--- Provided material Enclosed Below ---

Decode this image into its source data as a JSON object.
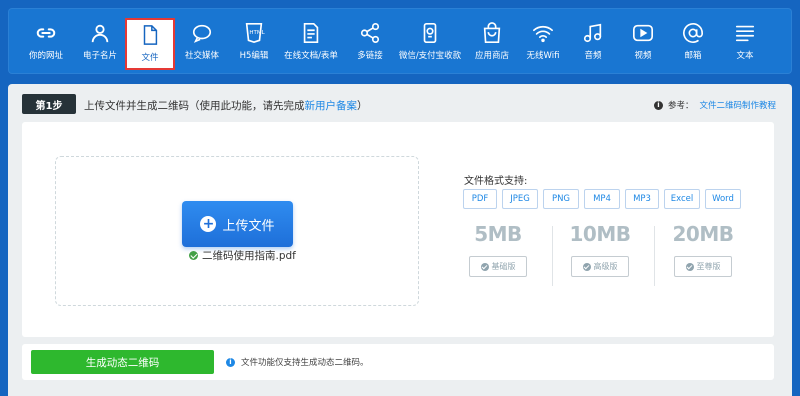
{
  "nav": {
    "items": [
      {
        "label": "你的网址",
        "icon": "link-icon"
      },
      {
        "label": "电子名片",
        "icon": "person-icon"
      },
      {
        "label": "文件",
        "icon": "file-icon",
        "active": true
      },
      {
        "label": "社交媒体",
        "icon": "chat-bubble-icon"
      },
      {
        "label": "H5编辑",
        "icon": "html5-icon"
      },
      {
        "label": "在线文档/表单",
        "icon": "document-icon"
      },
      {
        "label": "多链接",
        "icon": "share-icon"
      },
      {
        "label": "微信/支付宝收款",
        "icon": "payment-icon"
      },
      {
        "label": "应用商店",
        "icon": "shopping-bag-icon"
      },
      {
        "label": "无线Wifi",
        "icon": "wifi-icon"
      },
      {
        "label": "音频",
        "icon": "music-note-icon"
      },
      {
        "label": "视频",
        "icon": "play-icon"
      },
      {
        "label": "邮箱",
        "icon": "at-sign-icon"
      },
      {
        "label": "文本",
        "icon": "text-lines-icon"
      }
    ]
  },
  "step": {
    "badge": "第1步",
    "title_prefix": "上传文件并生成二维码（使用此功能，请先完成",
    "title_link": "新用户备案",
    "title_suffix": "）",
    "ref_label": "参考：",
    "ref_link": "文件二维码制作教程"
  },
  "upload": {
    "button_label": "上传文件",
    "file_name": "二维码使用指南.pdf"
  },
  "formats": {
    "title": "文件格式支持:",
    "items": [
      "PDF",
      "JPEG",
      "PNG",
      "MP4",
      "MP3",
      "Excel",
      "Word"
    ]
  },
  "tiers": [
    {
      "size": "5MB",
      "label": "基础版"
    },
    {
      "size": "10MB",
      "label": "高级版"
    },
    {
      "size": "20MB",
      "label": "至尊版"
    }
  ],
  "footer": {
    "generate_label": "生成动态二维码",
    "note": "文件功能仅支持生成动态二维码。"
  },
  "colors": {
    "nav_bg": "#1976d2",
    "page_bg": "#1565c0",
    "accent": "#1e88e5",
    "generate_green": "#2eb82e",
    "active_border": "#e53935"
  }
}
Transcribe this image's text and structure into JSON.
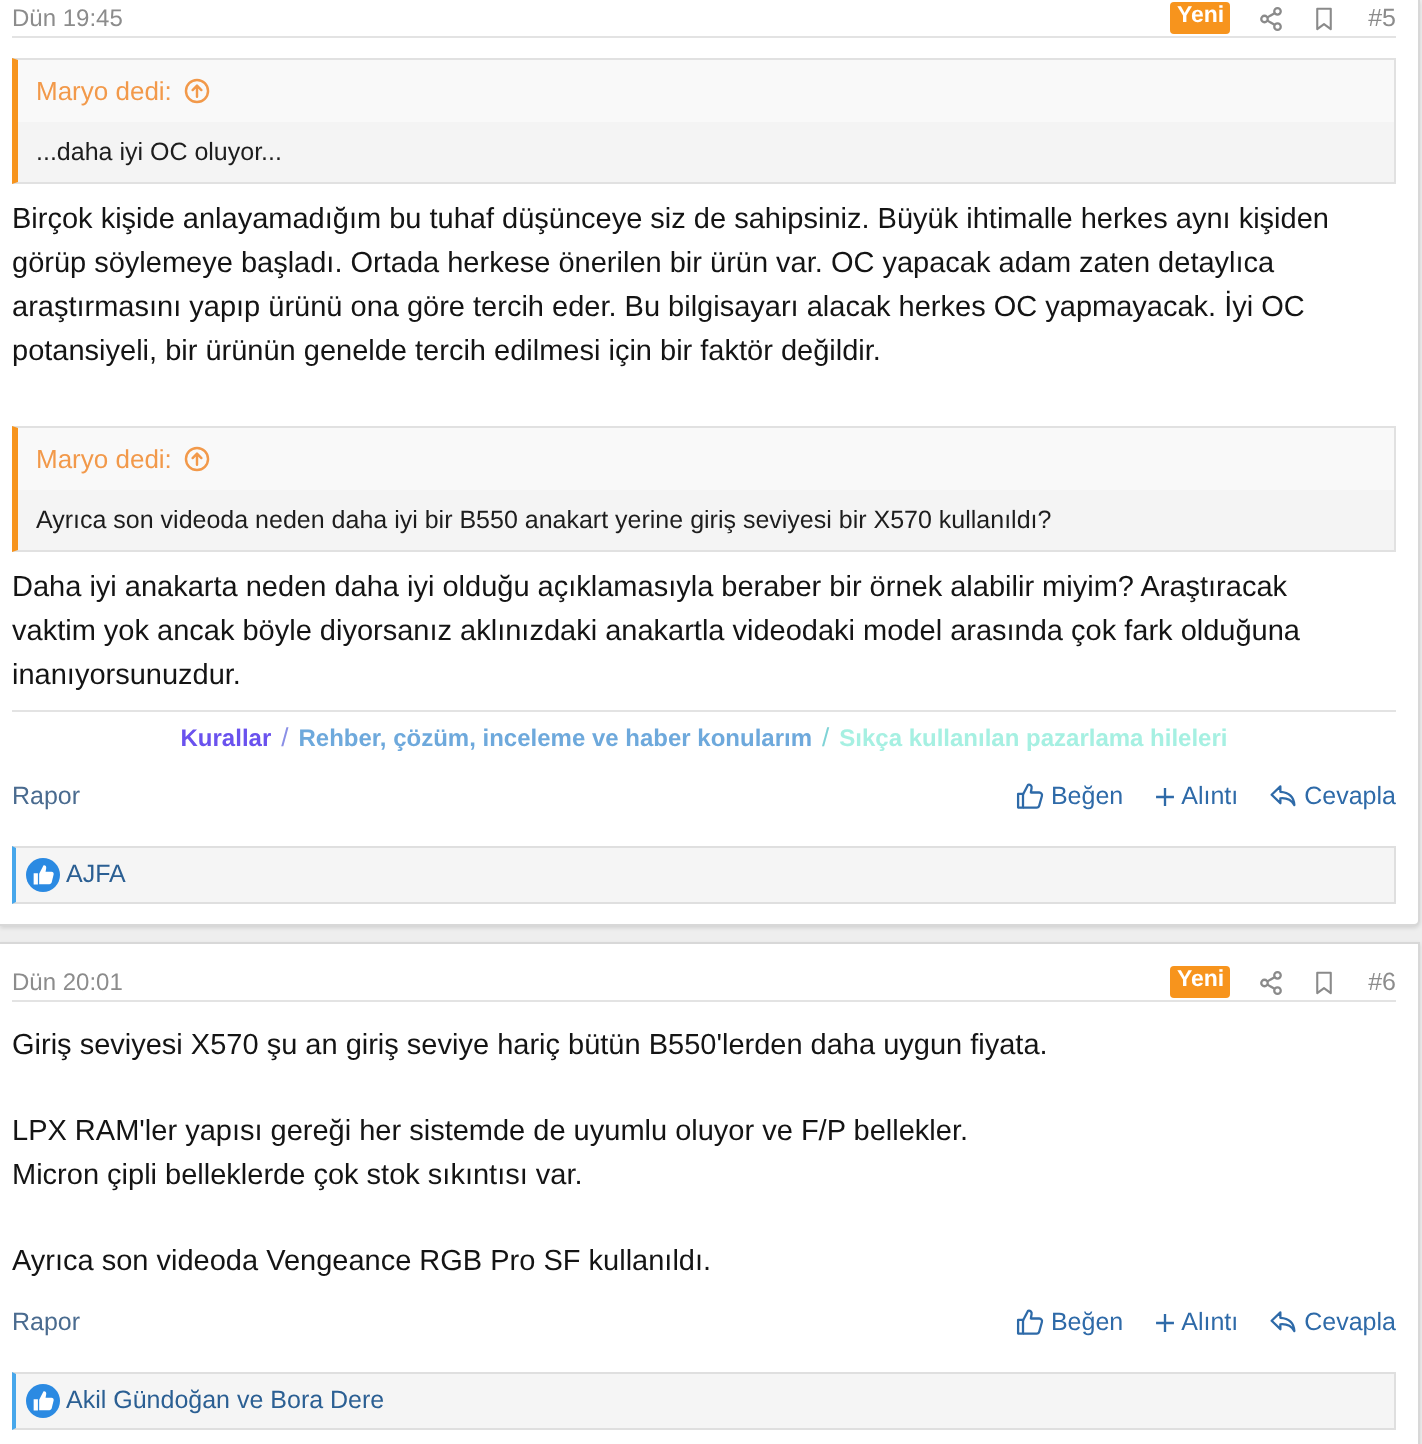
{
  "posts": [
    {
      "date": "Dün 19:45",
      "badge": "Yeni",
      "number": "#5",
      "body": [
        {
          "kind": "quote",
          "author": "Maryo dedi:",
          "text": "...daha iyi OC oluyor..."
        },
        {
          "kind": "paragraph",
          "lines": [
            "Birçok kişide anlayamadığım bu tuhaf düşünceye siz de sahipsiniz. Büyük ihtimalle herkes aynı kişiden görüp söylemeye başladı. Ortada herkese önerilen bir ürün var. OC yapacak adam zaten detaylıca araştırmasını yapıp ürünü ona göre tercih eder. Bu bilgisayarı alacak herkes OC yapmayacak. İyi OC potansiyeli, bir ürünün genelde tercih edilmesi için bir faktör değildir."
          ]
        },
        {
          "kind": "quote",
          "author": "Maryo dedi:",
          "text": "Ayrıca son videoda neden daha iyi bir B550 anakart yerine giriş seviyesi bir X570 kullanıldı?"
        },
        {
          "kind": "paragraph",
          "lines": [
            "Daha iyi anakarta neden daha iyi olduğu açıklamasıyla beraber bir örnek alabilir miyim? Araştıracak vaktim yok ancak böyle diyorsanız aklınızdaki anakartla videodaki model arasında çok fark olduğuna inanıyorsunuzdur."
          ]
        }
      ],
      "signature": [
        {
          "kind": "link",
          "text": "Kurallar",
          "color": "#6a52ee"
        },
        {
          "kind": "separator",
          "text": "/",
          "color": "#8a8fe6"
        },
        {
          "kind": "link",
          "text": "Rehber, çözüm, inceleme ve haber konularım",
          "color": "#6ea9dc"
        },
        {
          "kind": "separator",
          "text": "/",
          "color": "#7fd3d6"
        },
        {
          "kind": "link",
          "text": "Sıkça kullanılan pazarlama hileleri",
          "color": "#a6f0e2"
        }
      ],
      "report": "Rapor",
      "actions": [
        {
          "kind": "like",
          "label": "Beğen"
        },
        {
          "kind": "quote",
          "label": "Alıntı"
        },
        {
          "kind": "reply",
          "label": "Cevapla"
        }
      ],
      "reactions": "AJFA"
    },
    {
      "date": "Dün 20:01",
      "badge": "Yeni",
      "number": "#6",
      "body": [
        {
          "kind": "paragraph",
          "lines": [
            "Giriş seviyesi X570 şu an giriş seviye hariç bütün B550'lerden daha uygun fiyata."
          ]
        },
        {
          "kind": "paragraph",
          "lines": [
            "LPX RAM'ler yapısı gereği her sistemde de uyumlu oluyor ve F/P bellekler.",
            "Micron çipli belleklerde çok stok sıkıntısı var."
          ]
        },
        {
          "kind": "paragraph",
          "lines": [
            "Ayrıca son videoda Vengeance RGB Pro SF kullanıldı."
          ]
        }
      ],
      "report": "Rapor",
      "actions": [
        {
          "kind": "like",
          "label": "Beğen"
        },
        {
          "kind": "quote",
          "label": "Alıntı"
        },
        {
          "kind": "reply",
          "label": "Cevapla"
        }
      ],
      "reactions": "Akil Gündoğan ve Bora Dere"
    }
  ]
}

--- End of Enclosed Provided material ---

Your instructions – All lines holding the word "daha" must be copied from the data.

Task solution –
          "text": "...daha iyi OC oluyor..."
          "text": "Ayrıca son videoda neden daha iyi bir B550 anakart yerine giriş seviyesi bir X570 kullanıldı?"
            "Daha iyi anakarta neden daha iyi olduğu açıklamasıyla beraber bir örnek alabilir miyim? Araştıracak vaktim yok ancak böyle diyorsanız aklınızdaki anakartla videodaki model arasında çok fark olduğuna inanıyorsunuzdur."
            "Giriş seviyesi X570 şu an giriş seviye hariç bütün B550'lerden daha uygun fiyata."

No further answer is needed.